  3. Look For Signs of VIN Tampering – VIN tampering is defined as someone whom knowingly removes, obliterates, tampers with or alters an identification number for a motor vehicle.  VIN’s can be a little tricky, especially when it comes to classic cars because there were little or no standards for years.  If you are not very knowledgeable about classic car VIN’s we suggest you consider having a professional inspect the vehicle for you. VIN tags are generally attached by rivets, so if you see screws holding the tag in be weary but keep in mind its not necessarily incorrect either. If the VIN tag is located on a easily removable object like a door, understand that it is not legally identifiable VIN.  You will need to find the “Hidden VIN” which may be a little tricky to find depending on the year, make and model.  A quick search online for the vehicle you are looking at can give you a lot of information.  If in doubt, contact a professional. 
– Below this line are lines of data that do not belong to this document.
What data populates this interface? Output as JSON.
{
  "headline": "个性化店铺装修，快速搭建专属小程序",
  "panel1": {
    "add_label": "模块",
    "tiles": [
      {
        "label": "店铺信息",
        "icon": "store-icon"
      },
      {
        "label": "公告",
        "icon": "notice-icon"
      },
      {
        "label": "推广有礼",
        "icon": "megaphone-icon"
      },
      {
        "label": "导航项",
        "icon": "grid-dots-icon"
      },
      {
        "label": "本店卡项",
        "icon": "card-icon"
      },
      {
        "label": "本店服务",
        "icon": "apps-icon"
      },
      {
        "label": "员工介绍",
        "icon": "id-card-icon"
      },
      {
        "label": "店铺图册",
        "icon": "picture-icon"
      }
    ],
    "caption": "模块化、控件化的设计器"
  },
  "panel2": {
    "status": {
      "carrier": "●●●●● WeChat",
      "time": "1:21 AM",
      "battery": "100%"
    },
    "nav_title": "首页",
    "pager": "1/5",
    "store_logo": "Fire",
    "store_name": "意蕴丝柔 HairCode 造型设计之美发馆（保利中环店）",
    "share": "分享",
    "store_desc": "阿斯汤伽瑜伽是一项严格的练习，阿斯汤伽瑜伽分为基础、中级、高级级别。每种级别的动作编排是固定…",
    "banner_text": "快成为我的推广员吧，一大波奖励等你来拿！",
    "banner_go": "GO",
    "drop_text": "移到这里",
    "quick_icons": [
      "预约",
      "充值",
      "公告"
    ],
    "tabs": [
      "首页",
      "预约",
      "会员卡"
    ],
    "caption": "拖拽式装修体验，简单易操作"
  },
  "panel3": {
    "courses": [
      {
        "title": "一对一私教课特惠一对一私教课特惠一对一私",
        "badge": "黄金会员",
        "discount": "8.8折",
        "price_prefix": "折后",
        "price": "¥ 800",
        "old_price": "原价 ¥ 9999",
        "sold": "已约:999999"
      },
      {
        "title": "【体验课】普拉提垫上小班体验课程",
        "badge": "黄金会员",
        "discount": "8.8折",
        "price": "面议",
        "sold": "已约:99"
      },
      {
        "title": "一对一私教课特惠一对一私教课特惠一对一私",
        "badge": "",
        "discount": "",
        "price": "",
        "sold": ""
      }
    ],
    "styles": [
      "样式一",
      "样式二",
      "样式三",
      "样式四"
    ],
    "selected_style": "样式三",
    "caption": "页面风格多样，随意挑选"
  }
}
  4. Confirm If The Vehicle is Matching Numbers & Other Claims By The Seller – A matching numbers vehicle means that the vehicle you are considering has maintained at least the original engine, and possibly other original parts.  If you are paying a premium for a matching numbers vehicle or based on other seller claims, make sure to get all claims in writing and confirm the numbers yourself.  Classic car enthusiast often have differing views on what constitutes matching numbers, so make sure you understand what the seller means when its claimed.  Auctions often consider just the engine to take precedent, while others believe a true matching numbers car should include the transmission and or other parts.  Generally the VIN or partial VIN will match the engine number stamp on the block, but some manufacturers such as Pontiac used engine code stamps as late as 1967 which makes it very difficult to know for certain that the engine in the engine bay was born in that particular car.  Our best advice is do your research ahead of time, or hire a professional.
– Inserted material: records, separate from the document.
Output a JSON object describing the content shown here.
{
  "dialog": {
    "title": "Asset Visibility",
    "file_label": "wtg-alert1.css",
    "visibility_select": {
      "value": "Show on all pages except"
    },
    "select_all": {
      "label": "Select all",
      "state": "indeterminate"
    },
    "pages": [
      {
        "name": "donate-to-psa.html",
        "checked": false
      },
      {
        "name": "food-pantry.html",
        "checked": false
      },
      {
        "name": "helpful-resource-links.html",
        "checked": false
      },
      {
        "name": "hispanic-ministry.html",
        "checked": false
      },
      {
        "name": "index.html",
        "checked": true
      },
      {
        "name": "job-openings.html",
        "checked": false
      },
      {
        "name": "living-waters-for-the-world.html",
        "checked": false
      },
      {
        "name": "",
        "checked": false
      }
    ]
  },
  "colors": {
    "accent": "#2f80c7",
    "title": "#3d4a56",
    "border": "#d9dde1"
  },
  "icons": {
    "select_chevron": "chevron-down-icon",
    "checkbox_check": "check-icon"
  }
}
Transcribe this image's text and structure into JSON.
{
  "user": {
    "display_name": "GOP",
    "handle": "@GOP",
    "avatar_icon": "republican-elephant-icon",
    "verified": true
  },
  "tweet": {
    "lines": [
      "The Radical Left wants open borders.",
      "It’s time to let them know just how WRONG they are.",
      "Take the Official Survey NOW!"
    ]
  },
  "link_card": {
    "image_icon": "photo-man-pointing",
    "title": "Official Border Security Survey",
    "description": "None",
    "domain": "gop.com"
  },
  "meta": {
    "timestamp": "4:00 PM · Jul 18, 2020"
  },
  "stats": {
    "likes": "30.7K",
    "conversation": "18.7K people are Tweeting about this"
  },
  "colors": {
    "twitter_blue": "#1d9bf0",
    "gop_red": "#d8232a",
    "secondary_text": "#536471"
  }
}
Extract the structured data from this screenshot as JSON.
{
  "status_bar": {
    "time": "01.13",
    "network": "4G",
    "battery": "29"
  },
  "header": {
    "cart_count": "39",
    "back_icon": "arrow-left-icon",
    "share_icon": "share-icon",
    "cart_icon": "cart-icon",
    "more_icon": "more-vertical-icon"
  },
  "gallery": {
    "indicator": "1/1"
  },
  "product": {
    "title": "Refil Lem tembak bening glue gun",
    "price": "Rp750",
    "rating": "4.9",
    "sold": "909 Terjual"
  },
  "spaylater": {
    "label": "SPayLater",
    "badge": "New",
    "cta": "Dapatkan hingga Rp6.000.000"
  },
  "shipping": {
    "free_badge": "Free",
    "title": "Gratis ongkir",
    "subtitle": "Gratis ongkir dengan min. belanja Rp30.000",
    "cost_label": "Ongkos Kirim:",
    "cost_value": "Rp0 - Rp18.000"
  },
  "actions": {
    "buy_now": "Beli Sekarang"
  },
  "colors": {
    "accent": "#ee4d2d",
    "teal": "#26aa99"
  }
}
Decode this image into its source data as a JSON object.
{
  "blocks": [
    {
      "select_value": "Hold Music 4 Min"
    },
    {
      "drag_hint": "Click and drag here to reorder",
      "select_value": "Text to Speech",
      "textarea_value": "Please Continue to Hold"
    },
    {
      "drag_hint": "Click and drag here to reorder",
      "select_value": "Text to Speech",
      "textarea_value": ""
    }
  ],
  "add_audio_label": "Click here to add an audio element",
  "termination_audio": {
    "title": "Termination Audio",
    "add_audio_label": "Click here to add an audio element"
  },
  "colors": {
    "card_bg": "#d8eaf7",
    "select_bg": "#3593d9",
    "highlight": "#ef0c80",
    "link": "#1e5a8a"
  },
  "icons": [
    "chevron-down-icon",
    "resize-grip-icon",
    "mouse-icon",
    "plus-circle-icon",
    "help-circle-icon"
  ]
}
  5. Understanding Restoration Levels – Car sellers often throw around words like full restoration, frame off or rotisserie restoration and these terms have very different meanings.  We won’t go into all the definitions in this article, but we will tell you to simply make sure you have a very clear view of what has actually been restored.  A ground up restoration, at its best will not give you a #1 Car, and should not be valued that way.  Classic car values can vary widely due to vehicle condition, so understanding the quality and condition of your car is of the utmost importance before signing the purchase agreement.    

Don’t let buying a classic scare you, most transactions are completed with no trouble at all, but do finish your homework.  There are literally classic car online forums for every year, make and model out there and they can be a great resource.  When in doubt hire a professional, their nominal fee could save you big down the road and give you more assurance in your purchase.

-Will Loomis